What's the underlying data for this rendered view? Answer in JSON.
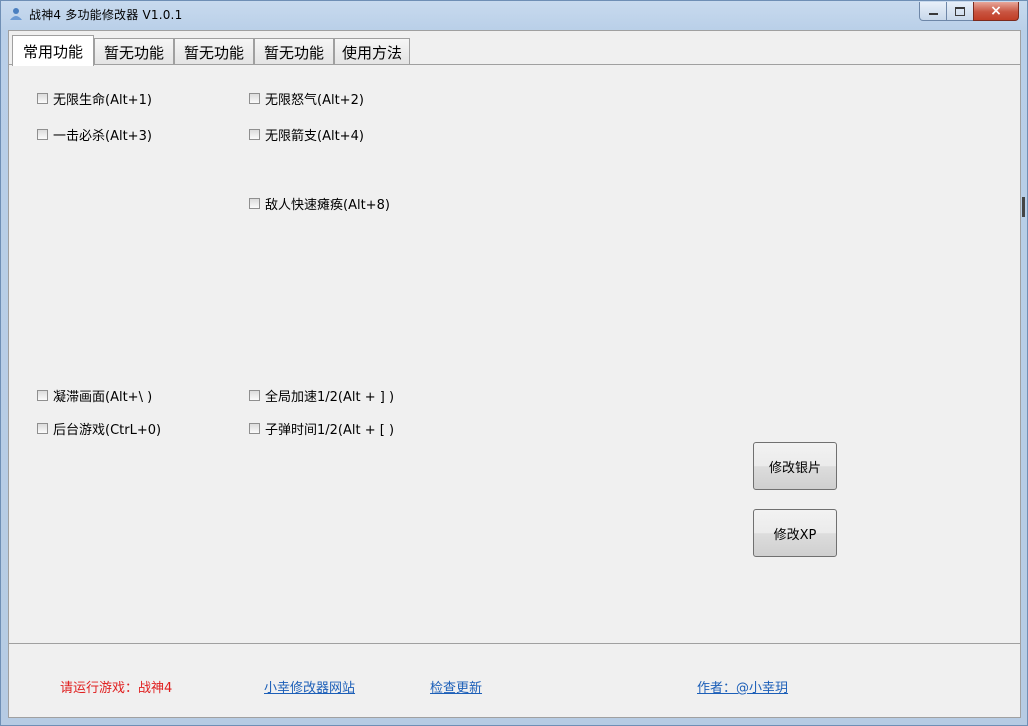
{
  "window": {
    "title": "战神4 多功能修改器  V1.0.1",
    "controls": {
      "minimize": "minimize",
      "maximize": "maximize",
      "close": "×"
    }
  },
  "tabs": [
    "常用功能",
    "暂无功能",
    "暂无功能",
    "暂无功能",
    "使用方法"
  ],
  "active_tab": 0,
  "checkboxes": {
    "infinite_health": {
      "label": "无限生命(Alt+1)",
      "checked": false
    },
    "infinite_rage": {
      "label": "无限怒气(Alt+2)",
      "checked": false
    },
    "one_hit_kill": {
      "label": "一击必杀(Alt+3)",
      "checked": false
    },
    "infinite_arrows": {
      "label": "无限箭支(Alt+4)",
      "checked": false
    },
    "enemy_quick_stun": {
      "label": "敌人快速瘫痪(Alt+8)",
      "checked": false
    },
    "freeze_frame": {
      "label": "凝滞画面(Alt+\\ )",
      "checked": false
    },
    "global_speed": {
      "label": "全局加速1/2(Alt + ] )",
      "checked": false
    },
    "background_play": {
      "label": "后台游戏(CtrL+0)",
      "checked": false
    },
    "bullet_time": {
      "label": "子弹时间1/2(Alt + [ )",
      "checked": false
    }
  },
  "buttons": {
    "modify_silver": "修改银片",
    "modify_xp": "修改XP"
  },
  "footer": {
    "status": "请运行游戏：战神4",
    "site_link": "小幸修改器网站",
    "update_link": "检查更新",
    "author_link": "作者：@小幸玥"
  },
  "colors": {
    "status_red": "#e02020",
    "link_blue": "#1c5fb8",
    "panel_bg": "#f0f0f0"
  }
}
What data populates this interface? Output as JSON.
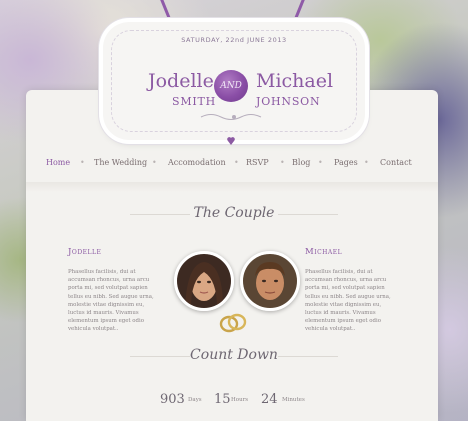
{
  "header": {
    "date": "SATURDAY, 22nd JUNE 2013",
    "bride_first": "Jodelle",
    "bride_last": "SMITH",
    "groom_first": "Michael",
    "groom_last": "JOHNSON",
    "seal_text": "AND",
    "accent_color": "#8c5aa3"
  },
  "nav": {
    "items": [
      "Home",
      "The Wedding",
      "Accomodation",
      "RSVP",
      "Blog",
      "Pages",
      "Contact"
    ],
    "separator": "•"
  },
  "couple": {
    "section_title": "The Couple",
    "bride": {
      "name": "Jodelle",
      "bio": "Phasellus facilisis, dui at accumsan rhoncus, urna arcu porta mi, sed volutpat sapien tellus eu nibh. Sed augue urna, molestie vitae dignissim eu, luctus id mauris. Vivamus elementum ipsum eget odio vehicula volutpat.."
    },
    "groom": {
      "name": "Michael",
      "bio": "Phasellus facilisis, dui at accumsan rhoncus, urna arcu porta mi, sed volutpat sapien tellus eu nibh. Sed augue urna, molestie vitae dignissim eu, luctus id mauris. Vivamus elementum ipsum eget odio vehicula volutpat.."
    }
  },
  "countdown": {
    "section_title": "Count Down",
    "days_value": "903",
    "days_label": "Days",
    "hours_value": "15",
    "hours_label": "Hours",
    "minutes_value": "24",
    "minutes_label": "Minutes"
  }
}
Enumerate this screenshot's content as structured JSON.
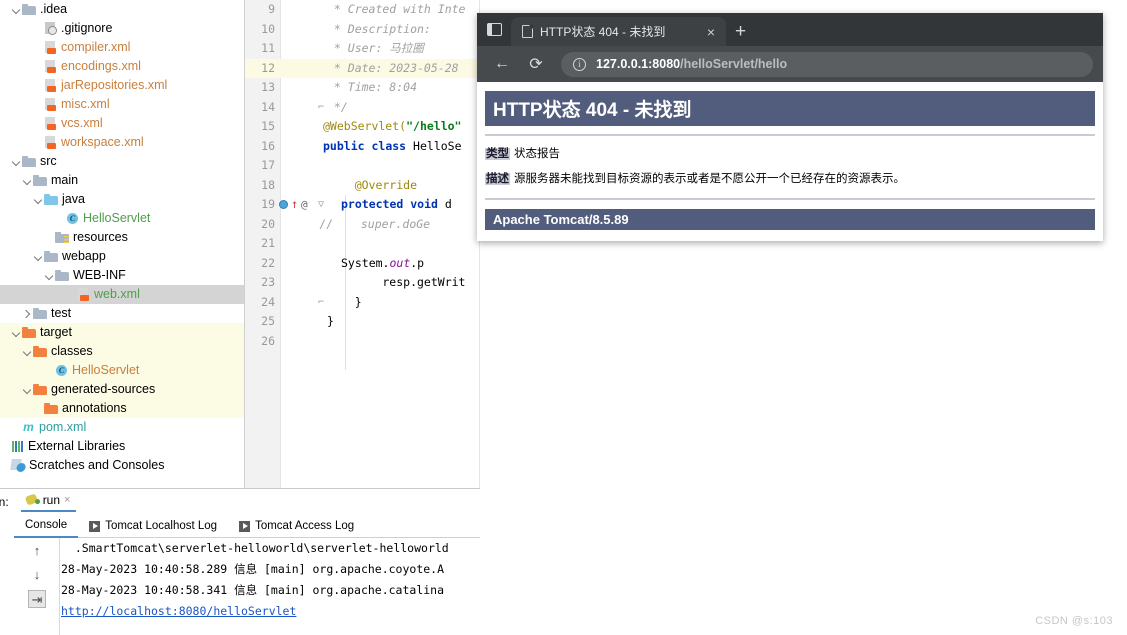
{
  "ide": {
    "project_tree": [
      {
        "label": ".idea",
        "indent": 1,
        "arrow": "open",
        "icon": "folder-icon",
        "color": "dark",
        "state": "normal"
      },
      {
        "label": ".gitignore",
        "indent": 3,
        "arrow": "none",
        "icon": "gitignore-icon",
        "color": "dark",
        "state": "normal"
      },
      {
        "label": "compiler.xml",
        "indent": 3,
        "arrow": "none",
        "icon": "xml-file-icon",
        "color": "orange",
        "state": "normal"
      },
      {
        "label": "encodings.xml",
        "indent": 3,
        "arrow": "none",
        "icon": "xml-file-icon",
        "color": "orange",
        "state": "normal"
      },
      {
        "label": "jarRepositories.xml",
        "indent": 3,
        "arrow": "none",
        "icon": "xml-file-icon",
        "color": "orange",
        "state": "normal"
      },
      {
        "label": "misc.xml",
        "indent": 3,
        "arrow": "none",
        "icon": "xml-file-icon",
        "color": "orange",
        "state": "normal"
      },
      {
        "label": "vcs.xml",
        "indent": 3,
        "arrow": "none",
        "icon": "xml-file-icon",
        "color": "orange",
        "state": "normal"
      },
      {
        "label": "workspace.xml",
        "indent": 3,
        "arrow": "none",
        "icon": "xml-file-icon",
        "color": "orange",
        "state": "normal"
      },
      {
        "label": "src",
        "indent": 1,
        "arrow": "open",
        "icon": "folder-icon",
        "color": "dark",
        "state": "normal"
      },
      {
        "label": "main",
        "indent": 2,
        "arrow": "open",
        "icon": "folder-icon",
        "color": "dark",
        "state": "normal"
      },
      {
        "label": "java",
        "indent": 3,
        "arrow": "open",
        "icon": "source-folder-icon",
        "color": "dark",
        "state": "normal"
      },
      {
        "label": "HelloServlet",
        "indent": 5,
        "arrow": "none",
        "icon": "java-class-icon",
        "color": "green",
        "state": "normal"
      },
      {
        "label": "resources",
        "indent": 4,
        "arrow": "none",
        "icon": "resources-folder-icon",
        "color": "dark",
        "state": "normal"
      },
      {
        "label": "webapp",
        "indent": 3,
        "arrow": "open",
        "icon": "folder-icon",
        "color": "dark",
        "state": "normal"
      },
      {
        "label": "WEB-INF",
        "indent": 4,
        "arrow": "open",
        "icon": "folder-icon",
        "color": "dark",
        "state": "normal"
      },
      {
        "label": "web.xml",
        "indent": 6,
        "arrow": "none",
        "icon": "xml-file-icon",
        "color": "green",
        "state": "selected"
      },
      {
        "label": "test",
        "indent": 2,
        "arrow": "closed",
        "icon": "folder-icon",
        "color": "dark",
        "state": "normal"
      },
      {
        "label": "target",
        "indent": 1,
        "arrow": "open",
        "icon": "excluded-folder-icon",
        "color": "dark",
        "state": "excluded"
      },
      {
        "label": "classes",
        "indent": 2,
        "arrow": "open",
        "icon": "excluded-folder-icon",
        "color": "dark",
        "state": "excluded"
      },
      {
        "label": "HelloServlet",
        "indent": 4,
        "arrow": "none",
        "icon": "java-class-icon",
        "color": "orange",
        "state": "excluded"
      },
      {
        "label": "generated-sources",
        "indent": 2,
        "arrow": "open",
        "icon": "excluded-folder-icon",
        "color": "dark",
        "state": "excluded"
      },
      {
        "label": "annotations",
        "indent": 3,
        "arrow": "none",
        "icon": "excluded-folder-icon",
        "color": "dark",
        "state": "excluded"
      },
      {
        "label": "pom.xml",
        "indent": 1,
        "arrow": "none",
        "icon": "maven-icon",
        "color": "teal",
        "state": "normal"
      },
      {
        "label": "External Libraries",
        "indent": 0,
        "arrow": "none",
        "icon": "library-icon",
        "color": "dark",
        "state": "normal"
      },
      {
        "label": "Scratches and Consoles",
        "indent": 0,
        "arrow": "none",
        "icon": "scratches-icon",
        "color": "dark",
        "state": "normal"
      }
    ],
    "editor": {
      "lines": [
        {
          "num": "9",
          "text": " * Created with Inte",
          "style": "cmt",
          "caret": false
        },
        {
          "num": "10",
          "text": " * Description:",
          "style": "cmt",
          "caret": false
        },
        {
          "num": "11",
          "text": " * User: 马拉圈",
          "style": "cmt",
          "caret": false
        },
        {
          "num": "12",
          "text": " * Date: 2023-05-28",
          "style": "cmt",
          "caret": true
        },
        {
          "num": "13",
          "text": " * Time: 8:04",
          "style": "cmt",
          "caret": false
        },
        {
          "num": "14",
          "text": " */",
          "style": "cmt",
          "caret": false,
          "fold": "end"
        },
        {
          "num": "15",
          "text": "",
          "style": "mix-annotation",
          "caret": false
        },
        {
          "num": "16",
          "text": "",
          "style": "mix-class",
          "caret": false
        },
        {
          "num": "17",
          "text": "",
          "style": "pln",
          "caret": false
        },
        {
          "num": "18",
          "text": "    @Override",
          "style": "ann",
          "caret": false
        },
        {
          "num": "19",
          "text": "",
          "style": "mix-method",
          "caret": false,
          "marker": "breakpoint-override",
          "fold": "open"
        },
        {
          "num": "20",
          "text": "",
          "style": "mix-comment-code",
          "caret": false
        },
        {
          "num": "21",
          "text": "",
          "style": "pln",
          "caret": false
        },
        {
          "num": "22",
          "text": "",
          "style": "mix-sysout",
          "caret": false
        },
        {
          "num": "23",
          "text": "        resp.getWrit",
          "style": "pln",
          "caret": false
        },
        {
          "num": "24",
          "text": "    }",
          "style": "pln",
          "caret": false,
          "fold": "end"
        },
        {
          "num": "25",
          "text": "}",
          "style": "pln",
          "caret": false
        },
        {
          "num": "26",
          "text": "",
          "style": "pln",
          "caret": false
        }
      ],
      "line15": {
        "annotation": "@WebServlet(",
        "string": "\"/hello\"",
        "tail": ""
      },
      "line16": {
        "kw1": "public",
        "kw2": "class",
        "name": "HelloSe"
      },
      "line19": {
        "kw1": "protected",
        "kw2": "void",
        "name": "d"
      },
      "line20": {
        "comment_marker": "//",
        "body": "super.doGe"
      },
      "line22": {
        "head": "System.",
        "field": "out",
        "tail": ".p"
      }
    },
    "run_window": {
      "run_label": "un:",
      "run_tab_label": "run",
      "tabs": [
        {
          "label": "Console",
          "icon": "none",
          "active": true
        },
        {
          "label": "Tomcat Localhost Log",
          "icon": "play-icon",
          "active": false
        },
        {
          "label": "Tomcat Access Log",
          "icon": "play-icon",
          "active": false
        }
      ],
      "side_buttons": [
        {
          "name": "scroll-up-button",
          "glyph": "↑"
        },
        {
          "name": "scroll-down-button",
          "glyph": "↓"
        },
        {
          "name": "soft-wrap-button",
          "glyph": "⇥"
        }
      ],
      "console_lines": [
        {
          "text": "  .SmartTomcat\\serverlet-helloworld\\serverlet-helloworld",
          "link": false
        },
        {
          "text": "28-May-2023 10:40:58.289 信息 [main] org.apache.coyote.A",
          "link": false
        },
        {
          "text": "28-May-2023 10:40:58.341 信息 [main] org.apache.catalina",
          "link": false
        },
        {
          "text": "http://localhost:8080/helloServlet",
          "link": true
        }
      ]
    }
  },
  "browser": {
    "tab": {
      "title": "HTTP状态 404 - 未找到",
      "close_glyph": "×",
      "new_tab_glyph": "+"
    },
    "toolbar": {
      "back_glyph": "←",
      "reload_glyph": "⟳",
      "info_glyph": "i",
      "url_host": "127.0.0.1:8080",
      "url_path": "/helloServlet/hello"
    },
    "page": {
      "heading": "HTTP状态 404 - 未找到",
      "type_key": "类型",
      "type_value": "状态报告",
      "desc_key": "描述",
      "desc_value": "源服务器未能找到目标资源的表示或者是不愿公开一个已经存在的资源表示。",
      "footer": "Apache Tomcat/8.5.89"
    }
  },
  "watermark": "CSDN @s:103",
  "colors": {
    "tomcat_header": "#525d7d",
    "accent_blue": "#4a88c7",
    "excluded_bg": "#fcfbe3",
    "selected_bg": "#d4d4d4",
    "browser_chrome": "#323639",
    "browser_toolbar": "#474a4d"
  }
}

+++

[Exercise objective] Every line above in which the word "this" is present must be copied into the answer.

[Completed task]
What's the underlying data for this rendered view? Answer in JSON.
What data populates this interface? Output as JSON.
Enumerate this screenshot's content as structured JSON.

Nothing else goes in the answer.